Many of you know that I like Chinese food, and by that I don’t mean red-dyed-sickly sweet-coated deep-fried pork. I’m talking the real stuff that employs Sichuan pepper corns, sesame oil, hoisin sauce, dim sum, shredded tofu and a host of other exotic ingredients. My first dinner out with Bill was to his parents home when they were getting ready for a Chinese banquet. My life changed that night. Not only did I fall in love with new flavors and textures, I met my dream in-laws. (I already sort of sold on Bill, and this clinched it. )

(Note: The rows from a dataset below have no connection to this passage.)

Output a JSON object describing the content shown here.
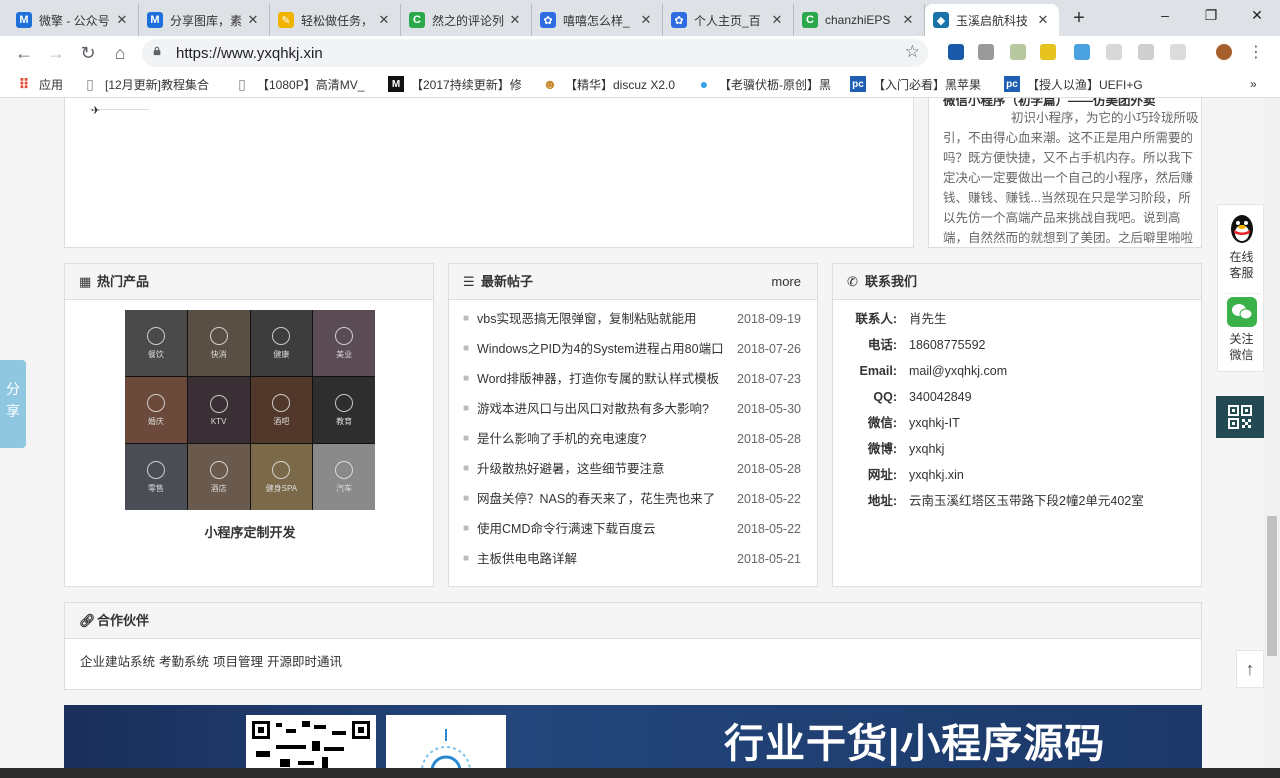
{
  "browser": {
    "tabs": [
      {
        "title": "微擎 - 公众号",
        "icon": "M"
      },
      {
        "title": "分享图库，素",
        "icon": "M"
      },
      {
        "title": "轻松做任务，",
        "icon": "✎"
      },
      {
        "title": "然之的评论列",
        "icon": "C"
      },
      {
        "title": "嘻嘻怎么样_",
        "icon": "✿"
      },
      {
        "title": "个人主页_百",
        "icon": "✿"
      },
      {
        "title": "chanzhiEPS",
        "icon": "C"
      },
      {
        "title": "玉溪启航科技",
        "icon": "◆"
      }
    ],
    "new_tab": "+",
    "url": "https://www.yxqhkj.xin",
    "window_controls": {
      "minimize": "–",
      "restore": "❐",
      "close": "✕"
    },
    "bookmarks": [
      {
        "label": "应用",
        "icon": "apps-icon"
      },
      {
        "label": "[12月更新]教程集合",
        "icon": "page-icon"
      },
      {
        "label": "【1080P】高清MV_",
        "icon": "page-icon"
      },
      {
        "label": "【2017持续更新】修",
        "icon": "m-icon"
      },
      {
        "label": "【精华】discuz X2.0",
        "icon": "mascot-icon"
      },
      {
        "label": "【老骥伏枥-原创】黑",
        "icon": "chat-icon"
      },
      {
        "label": "【入门必看】黑苹果",
        "icon": "pc-icon"
      },
      {
        "label": "【授人以渔】UEFI+G",
        "icon": "pc-icon"
      }
    ],
    "more_bookmarks": "»"
  },
  "page": {
    "top_article": {
      "title": "微信小程序（初学篇）——仿美团外卖",
      "excerpt": "初识小程序，为它的小巧玲珑所吸引，不由得心血来潮。这不正是用户所需要的吗？既方便快捷，又不占手机内存。所以我下定决心一定要做出一个自己的小程序，然后赚钱、赚钱、赚钱...当然现在只是学习阶段，所以先仿一个高端产品来挑战自我吧。说到高端，自然然而的就想到了美团。之后噼里啪啦一顿忙乎，终于做出了一点样子来，希望能为"
    },
    "hot_products": {
      "heading": "热门产品",
      "grid_labels": [
        "餐饮",
        "快消",
        "健康",
        "美业",
        "婚庆",
        "KTV",
        "酒吧",
        "教育",
        "零售",
        "酒店",
        "健身SPA",
        "汽车"
      ],
      "product_name": "小程序定制开发"
    },
    "latest_posts": {
      "heading": "最新帖子",
      "more": "more",
      "items": [
        {
          "title": "vbs实现恶搞无限弹窗，复制粘贴就能用",
          "date": "2018-09-19"
        },
        {
          "title": "Windows之PID为4的System进程占用80端口",
          "date": "2018-07-26"
        },
        {
          "title": "Word排版神器，打造你专属的默认样式模板",
          "date": "2018-07-23"
        },
        {
          "title": "游戏本进风口与出风口对散热有多大影响?",
          "date": "2018-05-30"
        },
        {
          "title": "是什么影响了手机的充电速度?",
          "date": "2018-05-28"
        },
        {
          "title": "升级散热好避暑，这些细节要注意",
          "date": "2018-05-28"
        },
        {
          "title": "网盘关停？NAS的春天来了，花生壳也来了",
          "date": "2018-05-22"
        },
        {
          "title": "使用CMD命令行满速下载百度云",
          "date": "2018-05-22"
        },
        {
          "title": "主板供电电路详解",
          "date": "2018-05-21"
        }
      ]
    },
    "contact": {
      "heading": "联系我们",
      "rows": [
        {
          "label": "联系人:",
          "value": "肖先生"
        },
        {
          "label": "电话:",
          "value": "18608775592"
        },
        {
          "label": "Email:",
          "value": "mail@yxqhkj.com"
        },
        {
          "label": "QQ:",
          "value": "340042849"
        },
        {
          "label": "微信:",
          "value": "yxqhkj-IT"
        },
        {
          "label": "微博:",
          "value": "yxqhkj"
        },
        {
          "label": "网址:",
          "value": "yxqhkj.xin"
        },
        {
          "label": "地址:",
          "value": "云南玉溪红塔区玉带路下段2幢2单元402室"
        }
      ]
    },
    "partners": {
      "heading": "合作伙伴",
      "links": [
        "企业建站系统",
        "考勤系统",
        "项目管理",
        "开源即时通讯"
      ]
    },
    "banner": {
      "text": "行业干货|小程序源码"
    },
    "share_tab": "分享",
    "float_service": {
      "online": "在线客服",
      "wechat": "关注微信"
    },
    "back_to_top": "↑"
  },
  "colors": {
    "accent": "#1a73e8",
    "dark_teal": "#234a53",
    "share_tab": "#8fc6e0",
    "banner": "#1e3a6e"
  }
}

My father-in-law can cook Chinese better than most Chinese. He’s made a long time study of it and has honed his skills. So, when I expected my mom’s Chung-King style egg-fu-young from a can, I was served things like Phoenix Prawn and “Ants Climb a Tree.”

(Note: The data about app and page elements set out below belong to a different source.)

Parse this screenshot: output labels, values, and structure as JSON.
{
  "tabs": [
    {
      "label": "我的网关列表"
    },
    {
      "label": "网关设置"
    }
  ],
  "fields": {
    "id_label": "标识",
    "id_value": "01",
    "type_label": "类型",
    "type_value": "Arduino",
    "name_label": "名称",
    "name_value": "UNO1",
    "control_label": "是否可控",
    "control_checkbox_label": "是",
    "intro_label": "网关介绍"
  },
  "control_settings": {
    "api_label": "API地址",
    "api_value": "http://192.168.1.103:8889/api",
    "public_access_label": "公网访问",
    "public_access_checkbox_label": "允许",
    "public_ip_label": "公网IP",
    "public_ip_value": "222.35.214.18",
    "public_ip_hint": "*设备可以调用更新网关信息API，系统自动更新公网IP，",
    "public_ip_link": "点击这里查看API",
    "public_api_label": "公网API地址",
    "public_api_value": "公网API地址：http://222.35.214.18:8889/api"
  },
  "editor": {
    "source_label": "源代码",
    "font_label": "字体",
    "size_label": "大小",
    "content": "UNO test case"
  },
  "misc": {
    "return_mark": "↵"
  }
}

Now, here comes the part where I have to say “Thank You” to an old dead Republican.
I’m an avid listener of “The Splendid Table” on our local public broadcasting station, KUOW. In the most recent edition, they interviewed the author of “Chop-Suey: A cultural History of Chinese Food in the United States,” Andrew Coe. Coe has written a history that traces the introduction of Chinese food to the country, to its near demise and its rebirth. Apparently, Chinese food first became palatable to Americans in the form of “Chop-Suey.” I’m not entirely sure what Chop-Suey is, actually, but apparently, at the turn of the last century Americans were gobbling it up.
Things changed after the wars, and Americans learned about “Pizza Pie” and other European novelties. Tastes changed over the years and by the sixties, Americans were tired of Chop-Suey and its equally boring and bland counterparts. Then…yes, the bit you’ve been wondering about…in 1972 Nixon flies to China.

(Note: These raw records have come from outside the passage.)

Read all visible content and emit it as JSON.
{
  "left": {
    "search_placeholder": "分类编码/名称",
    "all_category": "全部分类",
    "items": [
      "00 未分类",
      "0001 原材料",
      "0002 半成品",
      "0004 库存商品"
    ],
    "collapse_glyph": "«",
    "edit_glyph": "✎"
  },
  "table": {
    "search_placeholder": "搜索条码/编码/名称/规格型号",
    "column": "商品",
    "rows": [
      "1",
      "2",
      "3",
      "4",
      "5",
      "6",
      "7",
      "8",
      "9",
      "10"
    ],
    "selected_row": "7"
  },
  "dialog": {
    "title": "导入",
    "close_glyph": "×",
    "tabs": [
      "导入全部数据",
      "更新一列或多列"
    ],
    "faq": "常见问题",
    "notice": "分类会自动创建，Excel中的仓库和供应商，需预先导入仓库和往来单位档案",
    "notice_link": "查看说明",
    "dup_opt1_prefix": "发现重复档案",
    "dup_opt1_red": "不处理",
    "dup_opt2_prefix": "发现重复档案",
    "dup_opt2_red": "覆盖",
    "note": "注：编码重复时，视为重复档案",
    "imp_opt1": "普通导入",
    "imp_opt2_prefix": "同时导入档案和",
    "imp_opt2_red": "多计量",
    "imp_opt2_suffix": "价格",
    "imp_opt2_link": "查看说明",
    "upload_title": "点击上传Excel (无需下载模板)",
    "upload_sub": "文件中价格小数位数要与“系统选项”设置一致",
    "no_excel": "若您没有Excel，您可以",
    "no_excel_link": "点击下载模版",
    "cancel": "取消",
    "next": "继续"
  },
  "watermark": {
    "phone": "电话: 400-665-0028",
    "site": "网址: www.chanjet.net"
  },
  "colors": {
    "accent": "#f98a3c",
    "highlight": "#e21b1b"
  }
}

Coe explains that Nixon’s trip to China opened the way for “real Chinese” food to make its way into the hearts and kitchens of America. People seem to recall it as “Ping-Pong diplomacy” when, really, one of the greatest connections made during the trip was gastronomical. He visited different provinces which introduced the great variety of Chinese cuisine to America. The Chop-Suey image of Chinese food in America was transformed! Voila. So, there you have it…Thank you, Richard Nixon!